**** SUPPLIED MATERIAL ****

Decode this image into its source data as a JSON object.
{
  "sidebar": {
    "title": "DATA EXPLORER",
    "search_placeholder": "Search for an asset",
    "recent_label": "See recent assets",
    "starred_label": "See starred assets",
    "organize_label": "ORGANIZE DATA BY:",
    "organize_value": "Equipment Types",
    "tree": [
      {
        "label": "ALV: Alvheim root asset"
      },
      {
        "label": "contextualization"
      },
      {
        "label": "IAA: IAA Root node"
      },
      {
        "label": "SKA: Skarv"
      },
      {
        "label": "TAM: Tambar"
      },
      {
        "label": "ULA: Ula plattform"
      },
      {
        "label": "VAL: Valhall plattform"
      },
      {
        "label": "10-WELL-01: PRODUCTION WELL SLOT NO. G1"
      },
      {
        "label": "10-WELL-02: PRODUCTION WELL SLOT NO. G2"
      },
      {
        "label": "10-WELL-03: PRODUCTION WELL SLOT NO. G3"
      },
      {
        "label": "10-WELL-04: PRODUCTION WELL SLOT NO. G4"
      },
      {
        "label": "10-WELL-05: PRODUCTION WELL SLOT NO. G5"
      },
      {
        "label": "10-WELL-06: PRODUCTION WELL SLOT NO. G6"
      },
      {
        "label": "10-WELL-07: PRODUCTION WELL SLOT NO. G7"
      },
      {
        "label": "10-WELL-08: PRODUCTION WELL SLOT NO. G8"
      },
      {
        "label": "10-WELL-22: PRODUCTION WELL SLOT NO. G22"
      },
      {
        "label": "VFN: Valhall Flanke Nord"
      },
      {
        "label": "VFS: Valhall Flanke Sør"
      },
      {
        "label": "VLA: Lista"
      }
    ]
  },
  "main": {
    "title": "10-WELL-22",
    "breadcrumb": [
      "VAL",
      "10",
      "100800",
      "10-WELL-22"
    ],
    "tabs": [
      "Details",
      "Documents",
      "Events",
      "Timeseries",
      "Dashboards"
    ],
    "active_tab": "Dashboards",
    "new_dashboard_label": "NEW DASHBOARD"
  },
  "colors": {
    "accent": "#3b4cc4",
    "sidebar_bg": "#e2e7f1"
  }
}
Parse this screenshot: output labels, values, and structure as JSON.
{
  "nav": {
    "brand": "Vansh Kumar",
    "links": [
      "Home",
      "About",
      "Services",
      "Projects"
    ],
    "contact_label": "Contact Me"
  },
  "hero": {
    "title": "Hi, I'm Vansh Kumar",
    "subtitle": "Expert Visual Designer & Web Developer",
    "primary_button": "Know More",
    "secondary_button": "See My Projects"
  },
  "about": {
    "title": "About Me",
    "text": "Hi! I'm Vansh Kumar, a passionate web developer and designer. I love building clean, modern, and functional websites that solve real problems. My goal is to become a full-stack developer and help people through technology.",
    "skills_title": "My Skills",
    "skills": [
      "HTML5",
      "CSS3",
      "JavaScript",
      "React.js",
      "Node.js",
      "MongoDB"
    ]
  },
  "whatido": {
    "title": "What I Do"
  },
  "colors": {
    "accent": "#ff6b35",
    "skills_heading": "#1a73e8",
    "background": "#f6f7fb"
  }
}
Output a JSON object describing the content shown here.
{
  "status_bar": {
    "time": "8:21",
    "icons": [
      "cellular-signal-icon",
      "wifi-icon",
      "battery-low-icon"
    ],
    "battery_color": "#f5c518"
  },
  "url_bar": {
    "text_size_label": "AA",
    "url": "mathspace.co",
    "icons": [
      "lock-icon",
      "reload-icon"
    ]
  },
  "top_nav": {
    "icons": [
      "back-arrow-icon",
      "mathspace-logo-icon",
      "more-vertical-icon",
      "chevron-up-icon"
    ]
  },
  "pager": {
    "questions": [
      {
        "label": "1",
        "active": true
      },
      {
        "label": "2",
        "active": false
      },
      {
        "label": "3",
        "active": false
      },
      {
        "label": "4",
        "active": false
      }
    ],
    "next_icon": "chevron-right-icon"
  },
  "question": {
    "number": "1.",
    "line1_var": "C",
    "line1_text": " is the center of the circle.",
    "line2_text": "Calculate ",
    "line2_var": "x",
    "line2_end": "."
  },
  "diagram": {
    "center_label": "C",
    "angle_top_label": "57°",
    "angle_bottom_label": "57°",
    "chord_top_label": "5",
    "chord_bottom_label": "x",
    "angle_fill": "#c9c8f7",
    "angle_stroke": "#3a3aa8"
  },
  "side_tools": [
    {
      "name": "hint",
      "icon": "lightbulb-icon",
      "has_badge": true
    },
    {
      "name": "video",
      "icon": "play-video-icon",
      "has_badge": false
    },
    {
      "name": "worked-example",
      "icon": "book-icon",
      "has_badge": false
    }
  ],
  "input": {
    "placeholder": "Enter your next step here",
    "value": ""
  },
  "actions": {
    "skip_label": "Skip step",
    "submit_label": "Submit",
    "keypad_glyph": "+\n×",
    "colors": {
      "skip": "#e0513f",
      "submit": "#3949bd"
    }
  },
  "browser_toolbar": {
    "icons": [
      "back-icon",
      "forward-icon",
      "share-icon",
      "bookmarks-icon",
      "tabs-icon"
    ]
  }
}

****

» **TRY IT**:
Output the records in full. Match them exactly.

» **WRITTEN ANSWER**:
Decode this image into its source data as a JSON object.
{
  "sidebar": {
    "title": "DATA EXPLORER",
    "search_placeholder": "Search for an asset",
    "recent_label": "See recent assets",
    "starred_label": "See starred assets",
    "organize_label": "ORGANIZE DATA BY:",
    "organize_value": "Equipment Types",
    "tree": [
      {
        "label": "ALV: Alvheim root asset"
      },
      {
        "label": "contextualization"
      },
      {
        "label": "IAA: IAA Root node"
      },
      {
        "label": "SKA: Skarv"
      },
      {
        "label": "TAM: Tambar"
      },
      {
        "label": "ULA: Ula plattform"
      },
      {
        "label": "VAL: Valhall plattform"
      },
      {
        "label": "10-WELL-01: PRODUCTION WELL SLOT NO. G1"
      },
      {
        "label": "10-WELL-02: PRODUCTION WELL SLOT NO. G2"
      },
      {
        "label": "10-WELL-03: PRODUCTION WELL SLOT NO. G3"
      },
      {
        "label": "10-WELL-04: PRODUCTION WELL SLOT NO. G4"
      },
      {
        "label": "10-WELL-05: PRODUCTION WELL SLOT NO. G5"
      },
      {
        "label": "10-WELL-06: PRODUCTION WELL SLOT NO. G6"
      },
      {
        "label": "10-WELL-07: PRODUCTION WELL SLOT NO. G7"
      },
      {
        "label": "10-WELL-08: PRODUCTION WELL SLOT NO. G8"
      },
      {
        "label": "10-WELL-22: PRODUCTION WELL SLOT NO. G22"
      },
      {
        "label": "VFN: Valhall Flanke Nord"
      },
      {
        "label": "VFS: Valhall Flanke Sør"
      },
      {
        "label": "VLA: Lista"
      }
    ]
  },
  "main": {
    "title": "10-WELL-22",
    "breadcrumb": [
      "VAL",
      "10",
      "100800",
      "10-WELL-22"
    ],
    "tabs": [
      "Details",
      "Documents",
      "Events",
      "Timeseries",
      "Dashboards"
    ],
    "active_tab": "Dashboards",
    "new_dashboard_label": "NEW DASHBOARD"
  },
  "colors": {
    "accent": "#3b4cc4",
    "sidebar_bg": "#e2e7f1"
  }
}
Parse this screenshot: output labels, values, and structure as JSON.
{
  "nav": {
    "brand": "Vansh Kumar",
    "links": [
      "Home",
      "About",
      "Services",
      "Projects"
    ],
    "contact_label": "Contact Me"
  },
  "hero": {
    "title": "Hi, I'm Vansh Kumar",
    "subtitle": "Expert Visual Designer & Web Developer",
    "primary_button": "Know More",
    "secondary_button": "See My Projects"
  },
  "about": {
    "title": "About Me",
    "text": "Hi! I'm Vansh Kumar, a passionate web developer and designer. I love building clean, modern, and functional websites that solve real problems. My goal is to become a full-stack developer and help people through technology.",
    "skills_title": "My Skills",
    "skills": [
      "HTML5",
      "CSS3",
      "JavaScript",
      "React.js",
      "Node.js",
      "MongoDB"
    ]
  },
  "whatido": {
    "title": "What I Do"
  },
  "colors": {
    "accent": "#ff6b35",
    "skills_heading": "#1a73e8",
    "background": "#f6f7fb"
  }
}
Output a JSON object describing the content shown here.
{
  "status_bar": {
    "time": "8:21",
    "icons": [
      "cellular-signal-icon",
      "wifi-icon",
      "battery-low-icon"
    ],
    "battery_color": "#f5c518"
  },
  "url_bar": {
    "text_size_label": "AA",
    "url": "mathspace.co",
    "icons": [
      "lock-icon",
      "reload-icon"
    ]
  },
  "top_nav": {
    "icons": [
      "back-arrow-icon",
      "mathspace-logo-icon",
      "more-vertical-icon",
      "chevron-up-icon"
    ]
  },
  "pager": {
    "questions": [
      {
        "label": "1",
        "active": true
      },
      {
        "label": "2",
        "active": false
      },
      {
        "label": "3",
        "active": false
      },
      {
        "label": "4",
        "active": false
      }
    ],
    "next_icon": "chevron-right-icon"
  },
  "question": {
    "number": "1.",
    "line1_var": "C",
    "line1_text": " is the center of the circle.",
    "line2_text": "Calculate ",
    "line2_var": "x",
    "line2_end": "."
  },
  "diagram": {
    "center_label": "C",
    "angle_top_label": "57°",
    "angle_bottom_label": "57°",
    "chord_top_label": "5",
    "chord_bottom_label": "x",
    "angle_fill": "#c9c8f7",
    "angle_stroke": "#3a3aa8"
  },
  "side_tools": [
    {
      "name": "hint",
      "icon": "lightbulb-icon",
      "has_badge": true
    },
    {
      "name": "video",
      "icon": "play-video-icon",
      "has_badge": false
    },
    {
      "name": "worked-example",
      "icon": "book-icon",
      "has_badge": false
    }
  ],
  "input": {
    "placeholder": "Enter your next step here",
    "value": ""
  },
  "actions": {
    "skip_label": "Skip step",
    "submit_label": "Submit",
    "keypad_glyph": "+\n×",
    "colors": {
      "skip": "#e0513f",
      "submit": "#3949bd"
    }
  },
  "browser_toolbar": {
    "icons": [
      "back-icon",
      "forward-icon",
      "share-icon",
      "bookmarks-icon",
      "tabs-icon"
    ]
  }
}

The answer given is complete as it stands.